* _Aim of the task_: A faithful copy of the whole listing is required.

* _Extracted records_:

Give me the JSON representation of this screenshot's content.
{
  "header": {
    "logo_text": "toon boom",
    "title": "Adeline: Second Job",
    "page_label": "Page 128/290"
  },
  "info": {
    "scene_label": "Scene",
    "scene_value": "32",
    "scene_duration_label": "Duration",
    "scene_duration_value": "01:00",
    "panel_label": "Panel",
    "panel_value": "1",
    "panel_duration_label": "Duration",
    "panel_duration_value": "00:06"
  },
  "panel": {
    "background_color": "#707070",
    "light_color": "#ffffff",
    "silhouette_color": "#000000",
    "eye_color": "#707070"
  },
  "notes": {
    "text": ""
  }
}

* _Reply_:
Give me the JSON representation of this screenshot's content.
{
  "header": {
    "logo_text": "toon boom",
    "title": "Adeline: Second Job",
    "page_label": "Page 128/290"
  },
  "info": {
    "scene_label": "Scene",
    "scene_value": "32",
    "scene_duration_label": "Duration",
    "scene_duration_value": "01:00",
    "panel_label": "Panel",
    "panel_value": "1",
    "panel_duration_label": "Duration",
    "panel_duration_value": "00:06"
  },
  "panel": {
    "background_color": "#707070",
    "light_color": "#ffffff",
    "silhouette_color": "#000000",
    "eye_color": "#707070"
  },
  "notes": {
    "text": ""
  }
}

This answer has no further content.